Egypt's benchmark stock index tumbled over 3 percent yesterday, pulling the market lower for a second consecutive day as investor worries mounted that an investigation into the head of a leading Mideast private equity firm signaled a major widening in anti-corruption probes.
The Egyptian Exchange's benchmark EGX30 was off 3.2 percent by 1:15 p.m. Cairo time, building on the previous day's 3.43 percent decline. The drop pushed the index's year to date losses to over 30 percent - a clear reflection of the crisis of investor confidence confronting the Arab world's most populous nation in the wake of the uprising that ousted former President Hosni Mubarak.
Brokers said the drop was fueled by authorities' decision to ban Ahmed Heikal, the chairman of Citadel Capital, from traveling abroad and a decision late last week by an Egyptian government agency to rescind preliminary approval to sell 20 million meters of land to the Egyptian Resorts Company.
One of ERC's board members is already under investigation for alleged links to violence against the protesters in the initial days of the uprising. "It's clear people are panicked because of these decisions," said Khaled Naga, a senior broker with Mega Investments.

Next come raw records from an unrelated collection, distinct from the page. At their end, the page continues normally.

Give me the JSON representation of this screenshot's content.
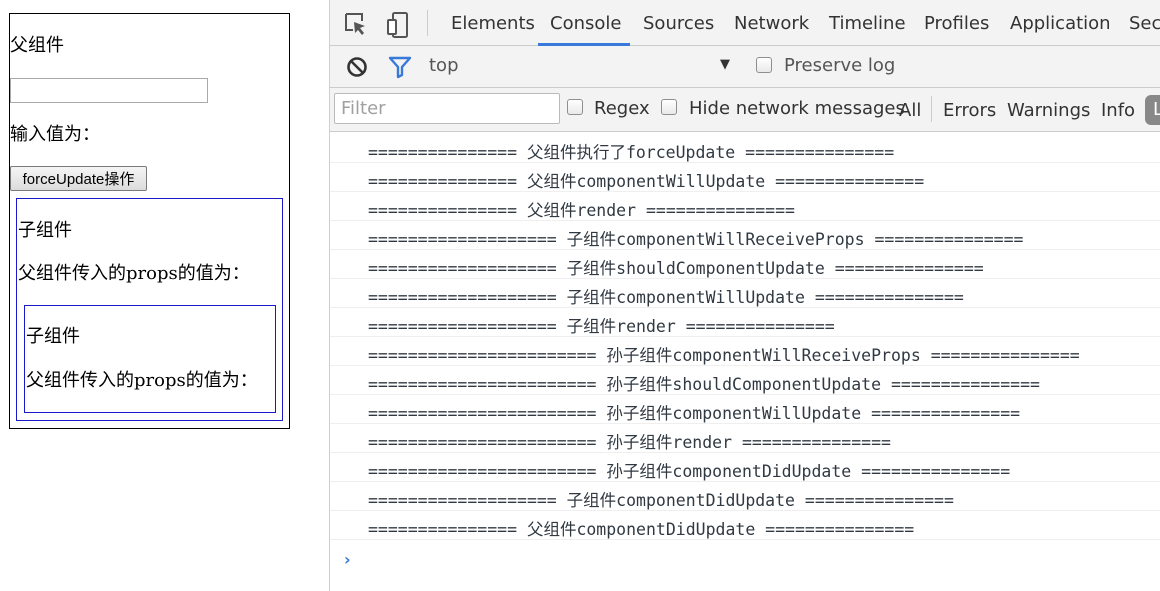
{
  "page": {
    "parent_title": "父组件",
    "parent_input_value": "",
    "parent_input_label": "输入值为：",
    "force_update_button": "forceUpdate操作",
    "child_title": "子组件",
    "child_props_label": "父组件传入的props的值为：",
    "grandchild_title": "子组件",
    "grandchild_props_label": "父组件传入的props的值为："
  },
  "devtools": {
    "tabs": [
      "Elements",
      "Console",
      "Sources",
      "Network",
      "Timeline",
      "Profiles",
      "Application",
      "Secu"
    ],
    "active_tab": "Console",
    "toolbar": {
      "context": "top",
      "preserve_log_label": "Preserve log"
    },
    "filterbar": {
      "filter_placeholder": "Filter",
      "regex_label": "Regex",
      "hide_network_label": "Hide network messages",
      "levels": [
        "All",
        "Errors",
        "Warnings",
        "Info",
        "Lo"
      ]
    },
    "accent_color": "#3879d9",
    "console_lines": [
      "=============== 父组件执行了forceUpdate ===============",
      "=============== 父组件componentWillUpdate ===============",
      "=============== 父组件render ===============",
      "=================== 子组件componentWillReceiveProps ===============",
      "=================== 子组件shouldComponentUpdate ===============",
      "=================== 子组件componentWillUpdate ===============",
      "=================== 子组件render ===============",
      "======================= 孙子组件componentWillReceiveProps ===============",
      "======================= 孙子组件shouldComponentUpdate ===============",
      "======================= 孙子组件componentWillUpdate ===============",
      "======================= 孙子组件render ===============",
      "======================= 孙子组件componentDidUpdate ===============",
      "=================== 子组件componentDidUpdate ===============",
      "=============== 父组件componentDidUpdate ==============="
    ],
    "prompt_symbol": "›"
  }
}
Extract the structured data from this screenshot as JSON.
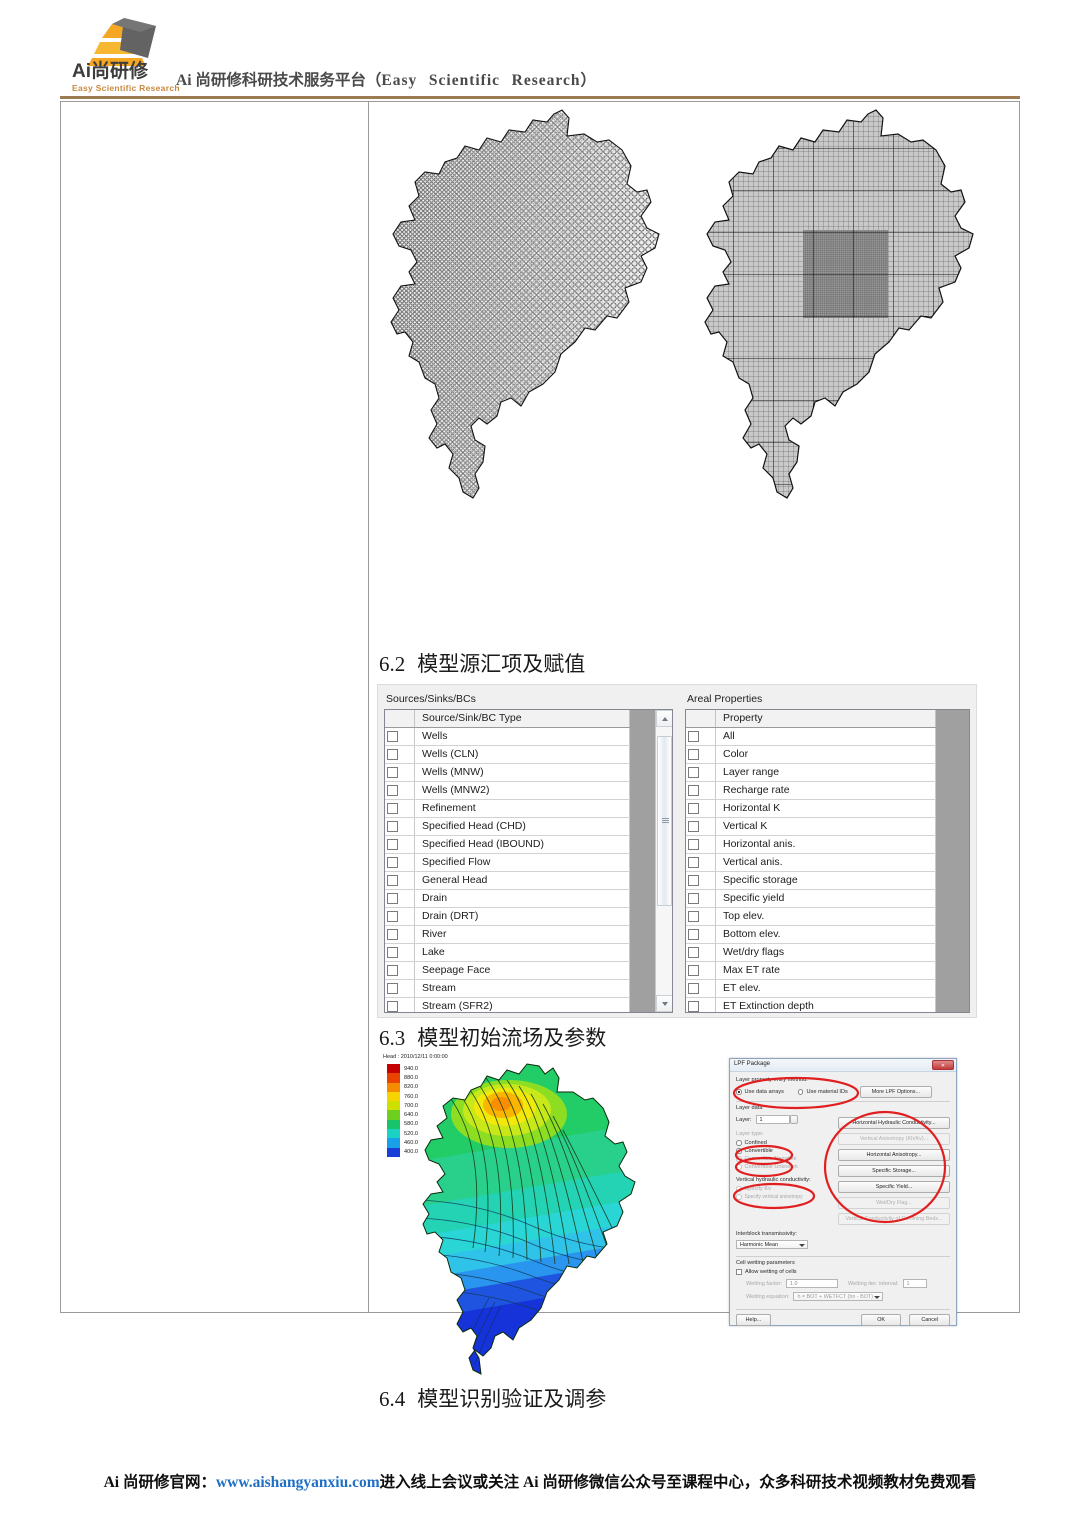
{
  "header": {
    "logo_cn": "Ai尚研修",
    "logo_en": "Easy Scientific Research",
    "tagline_cn": "Ai 尚研修科研技术服务平台（",
    "tagline_en_1": "Easy",
    "tagline_en_2": "Scientific",
    "tagline_en_3": "Research",
    "tagline_close": "）",
    "rule_color": "#9c7b52"
  },
  "sections": {
    "s62": {
      "num": "6.2",
      "title": "模型源汇项及赋值"
    },
    "s63": {
      "num": "6.3",
      "title": "模型初始流场及参数"
    },
    "s64": {
      "num": "6.4",
      "title": "模型识别验证及调参"
    }
  },
  "gms_panel": {
    "sources": {
      "group_title": "Sources/Sinks/BCs",
      "column_header": "Source/Sink/BC Type",
      "rows": [
        "Wells",
        "Wells (CLN)",
        "Wells (MNW)",
        "Wells (MNW2)",
        "Refinement",
        "Specified Head (CHD)",
        "Specified Head (IBOUND)",
        "Specified Flow",
        "General Head",
        "Drain",
        "Drain (DRT)",
        "River",
        "Lake",
        "Seepage Face",
        "Stream",
        "Stream (SFR2)"
      ],
      "scrollbar": {
        "up_arrow": "▲",
        "down_arrow": "▼"
      }
    },
    "areal": {
      "group_title": "Areal Properties",
      "column_header": "Property",
      "rows": [
        "All",
        "Color",
        "Layer range",
        "Recharge rate",
        "Horizontal K",
        "Vertical K",
        "Horizontal anis.",
        "Vertical anis.",
        "Specific storage",
        "Specific yield",
        "Top elev.",
        "Bottom elev.",
        "Wet/dry flags",
        "Max ET rate",
        "ET elev.",
        "ET Extinction depth"
      ]
    }
  },
  "head_map": {
    "legend_title": "Head : 2010/12/11 0:00:00",
    "legend_values": [
      "940.0",
      "880.0",
      "820.0",
      "760.0",
      "700.0",
      "640.0",
      "580.0",
      "520.0",
      "460.0",
      "400.0"
    ],
    "legend_colors": [
      "#c40000",
      "#e84400",
      "#f58c00",
      "#f5d400",
      "#cde000",
      "#6fcf1e",
      "#18c46a",
      "#1ad2c4",
      "#18a0e8",
      "#1a3fd8"
    ]
  },
  "lpf_dialog": {
    "title": "LPF Package",
    "close_label": "✕",
    "entry_method_label": "Layer property entry method:",
    "opt_data_arrays": "Use data arrays",
    "opt_material_ids": "Use material IDs",
    "more_options_btn": "More LPF Options...",
    "layer_data_label": "Layer data",
    "layer_label": "Layer:",
    "layer_value": "1",
    "layer_type_label": "Layer type:",
    "opt_confined": "Confined",
    "opt_convertible": "Convertible",
    "opt_convertible_negative": "Convertible Negative",
    "opt_convertible_unknown": "Convertible Unknown",
    "vert_hyd_label": "Vertical hydraulic conductivity:",
    "opt_specify_kv": "Specify Kv",
    "opt_specify_vani": "Specify vertical anisotropy",
    "interblock_label": "Interblock transmissivity:",
    "interblock_value": "Harmonic Mean",
    "cell_wetting_label": "Cell wetting parameters",
    "allow_wetting": "Allow wetting of cells",
    "wetting_factor_label": "Wetting factor:",
    "wetting_factor_value": "1.0",
    "wetting_iter_label": "Wetting iter. interval:",
    "wetting_iter_value": "1",
    "wetting_eq_label": "Wetting equation:",
    "wetting_eq_value": "h = BOT + WETFCT (hn - BOT)",
    "btn_horizontal_hyd": "Horizontal Hydraulic Conductivity...",
    "btn_vertical_anis": "Vertical Anisotropy (Kh/Kv)...",
    "btn_horizontal_anis": "Horizontal Anisotropy...",
    "btn_specific_storage": "Specific Storage...",
    "btn_specific_yield": "Specific Yield...",
    "btn_wet_dry": "Wet/Dry Flag...",
    "btn_vert_cond": "Vertical Conductivity of Confining Beds...",
    "btn_help": "Help...",
    "btn_ok": "OK",
    "btn_cancel": "Cancel",
    "annotation_color": "#e02020"
  },
  "footer": {
    "prefix": "Ai 尚研修官网：",
    "url": "www.aishangyanxiu.com",
    "suffix": "进入线上会议或关注 Ai 尚研修微信公众号至课程中心，众多科研技术视频教材免费观看",
    "url_color": "#1f6fc4"
  }
}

Egypt's new military rulers and civilian authorities, under pressure from protesters to move forward more quickly with pledges to hold accountable former regime officials and businessmen seen as benefiting from links to Mubarak and the then-ruling National Democratic Party, have stepped up investigations against these individuals.
In the span of about a week, authorities have ordered Mubarak detained in hospital, placed his two sons in detention in Cairo's notorious Tora prison and charged a former prime
minister and two other ministers with corruption.
Those moves have largely been welcomed as evidence of political reform.
But the cozy links between the regime and top businessmen has also sparked worries that the investigations could affect some of the country's blue chip companies.
Economists and analysts say that the rampant corruption in Egypt under Mubarak meant that success in business involved having to cozy up to the regime.
While there needs to be a reckoning, it must be within certain bounds so that the broader economy is not affected, economists said.
"Instead of going after every businessman, they should be much more mindful of fixing the system so that it becomes more transparent," said John Sfakianakis, chief economist with the Riyadh, Saudi Arabia-based Banque Saudi-Fransi, adding that the new Egyptian government cannot simply "react to popular sentiment" calling for broader crackdowns.
They should be looking at the system instead of the actors.
The system was corrupt," he said. The order barring Heikal from travel, announced last week at roughly the same time that a government agency rescinded a deal to sell 20 million meters of land to ERC, appeared to be cases in point of how such allegations of cronyism could impact the market.
The stock market's big board was awash in red. Of the 181 listed companies, 172 were posting losses, according to the exchange's Web site. Citadel's shares were down 9.59 percent, while investment bank EFG-Hermes saw its shares tumble 9.9 percent, according to information on financial data Web site, Zawya.com.
Heikal, Citadel's chairman, had been a managing director at EFG before founding the private equity firm and the investment bank's shares appeared to be taking a beating in part because of his prior links to the institution.
EFG, in a statement filed with the Egyptian Exchange, also said that its brokerage head, Sherif Cararah, had decided to resign effective June 30. The statement did not provide a reason.AP